→ **Exercise requirements**
Copy each line of the following material that has the string "woman".

*** Block opens ***

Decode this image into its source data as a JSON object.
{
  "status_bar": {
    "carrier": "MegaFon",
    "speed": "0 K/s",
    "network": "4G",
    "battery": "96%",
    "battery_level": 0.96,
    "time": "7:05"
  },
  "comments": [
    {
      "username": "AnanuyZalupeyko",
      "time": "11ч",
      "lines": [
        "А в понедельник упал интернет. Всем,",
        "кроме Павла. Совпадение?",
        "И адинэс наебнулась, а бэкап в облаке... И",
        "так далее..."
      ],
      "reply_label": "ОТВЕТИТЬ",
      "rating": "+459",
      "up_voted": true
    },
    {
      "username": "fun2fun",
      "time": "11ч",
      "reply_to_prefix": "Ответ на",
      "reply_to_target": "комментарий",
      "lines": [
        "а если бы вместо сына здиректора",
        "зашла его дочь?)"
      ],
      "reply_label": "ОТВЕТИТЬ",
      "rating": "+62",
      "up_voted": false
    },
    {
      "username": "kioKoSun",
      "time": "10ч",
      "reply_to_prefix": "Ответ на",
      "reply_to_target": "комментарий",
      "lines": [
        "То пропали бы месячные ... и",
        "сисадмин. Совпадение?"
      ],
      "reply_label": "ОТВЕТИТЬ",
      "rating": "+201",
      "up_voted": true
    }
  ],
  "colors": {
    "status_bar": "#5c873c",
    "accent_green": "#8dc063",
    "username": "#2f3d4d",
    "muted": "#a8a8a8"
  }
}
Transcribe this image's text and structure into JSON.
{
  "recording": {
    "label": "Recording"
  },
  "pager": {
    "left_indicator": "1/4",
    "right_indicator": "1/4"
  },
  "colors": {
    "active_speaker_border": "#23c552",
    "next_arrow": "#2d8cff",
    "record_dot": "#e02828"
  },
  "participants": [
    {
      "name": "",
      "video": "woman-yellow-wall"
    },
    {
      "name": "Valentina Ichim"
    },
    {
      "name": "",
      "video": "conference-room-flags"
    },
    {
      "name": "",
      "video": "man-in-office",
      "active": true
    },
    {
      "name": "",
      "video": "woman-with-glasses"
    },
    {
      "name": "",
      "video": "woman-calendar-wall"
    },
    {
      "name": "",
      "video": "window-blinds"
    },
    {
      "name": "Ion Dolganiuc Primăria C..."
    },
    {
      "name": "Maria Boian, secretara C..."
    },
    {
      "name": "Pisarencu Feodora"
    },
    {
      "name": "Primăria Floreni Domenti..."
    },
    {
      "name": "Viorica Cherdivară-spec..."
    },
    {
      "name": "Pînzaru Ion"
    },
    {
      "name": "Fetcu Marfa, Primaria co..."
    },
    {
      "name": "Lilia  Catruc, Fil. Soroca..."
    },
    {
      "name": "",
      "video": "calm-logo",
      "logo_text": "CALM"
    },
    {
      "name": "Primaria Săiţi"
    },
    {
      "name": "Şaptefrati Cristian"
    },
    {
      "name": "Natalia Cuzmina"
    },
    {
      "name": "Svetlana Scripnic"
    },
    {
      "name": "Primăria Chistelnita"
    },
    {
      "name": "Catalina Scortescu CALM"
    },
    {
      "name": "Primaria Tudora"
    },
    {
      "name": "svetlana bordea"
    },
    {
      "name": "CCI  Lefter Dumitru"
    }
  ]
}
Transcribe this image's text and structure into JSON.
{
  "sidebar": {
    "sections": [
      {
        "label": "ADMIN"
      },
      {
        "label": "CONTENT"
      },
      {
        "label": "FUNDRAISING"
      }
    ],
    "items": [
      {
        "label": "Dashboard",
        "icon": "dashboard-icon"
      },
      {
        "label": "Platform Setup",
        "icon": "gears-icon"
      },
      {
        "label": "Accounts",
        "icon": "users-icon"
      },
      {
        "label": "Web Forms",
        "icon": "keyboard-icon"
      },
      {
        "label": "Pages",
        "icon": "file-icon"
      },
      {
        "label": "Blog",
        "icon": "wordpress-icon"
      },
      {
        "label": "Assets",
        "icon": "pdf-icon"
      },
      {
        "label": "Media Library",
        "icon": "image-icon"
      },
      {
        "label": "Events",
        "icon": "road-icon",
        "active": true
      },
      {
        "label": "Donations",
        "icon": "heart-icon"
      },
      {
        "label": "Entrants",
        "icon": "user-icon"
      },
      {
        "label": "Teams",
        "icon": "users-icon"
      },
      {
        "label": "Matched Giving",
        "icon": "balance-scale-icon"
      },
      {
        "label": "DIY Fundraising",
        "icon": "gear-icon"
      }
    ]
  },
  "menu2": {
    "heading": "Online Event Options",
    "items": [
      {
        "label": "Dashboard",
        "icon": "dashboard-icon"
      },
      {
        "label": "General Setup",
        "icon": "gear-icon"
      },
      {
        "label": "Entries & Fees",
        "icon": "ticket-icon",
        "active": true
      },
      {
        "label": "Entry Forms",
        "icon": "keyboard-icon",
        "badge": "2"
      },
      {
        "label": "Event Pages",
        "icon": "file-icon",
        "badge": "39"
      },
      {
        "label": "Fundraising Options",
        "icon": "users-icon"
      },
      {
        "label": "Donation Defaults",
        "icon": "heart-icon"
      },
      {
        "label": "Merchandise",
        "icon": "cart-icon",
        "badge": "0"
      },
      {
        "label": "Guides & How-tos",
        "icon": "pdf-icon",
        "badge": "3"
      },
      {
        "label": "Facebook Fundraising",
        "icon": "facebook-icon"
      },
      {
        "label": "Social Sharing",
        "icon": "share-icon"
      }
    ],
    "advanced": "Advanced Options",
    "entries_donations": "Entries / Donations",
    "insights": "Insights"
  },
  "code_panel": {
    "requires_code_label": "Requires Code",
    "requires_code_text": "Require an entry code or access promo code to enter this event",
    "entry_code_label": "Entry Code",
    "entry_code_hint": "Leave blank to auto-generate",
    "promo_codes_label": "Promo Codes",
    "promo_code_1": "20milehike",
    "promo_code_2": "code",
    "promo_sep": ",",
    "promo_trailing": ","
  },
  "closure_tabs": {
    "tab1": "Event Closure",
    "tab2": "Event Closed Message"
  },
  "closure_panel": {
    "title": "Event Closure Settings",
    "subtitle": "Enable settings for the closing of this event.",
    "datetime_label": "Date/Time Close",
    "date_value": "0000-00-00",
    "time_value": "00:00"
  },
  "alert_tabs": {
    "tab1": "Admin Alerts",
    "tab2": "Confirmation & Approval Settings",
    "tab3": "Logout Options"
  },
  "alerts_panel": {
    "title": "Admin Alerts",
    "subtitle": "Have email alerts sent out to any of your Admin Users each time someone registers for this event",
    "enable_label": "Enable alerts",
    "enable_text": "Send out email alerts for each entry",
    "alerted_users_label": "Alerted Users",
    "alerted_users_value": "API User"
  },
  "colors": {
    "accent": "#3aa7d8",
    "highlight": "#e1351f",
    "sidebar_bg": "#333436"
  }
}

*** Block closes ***

→ **Written answer**
      "video": "woman-yellow-wall"
      "video": "woman-with-glasses"
      "video": "woman-calendar-wall"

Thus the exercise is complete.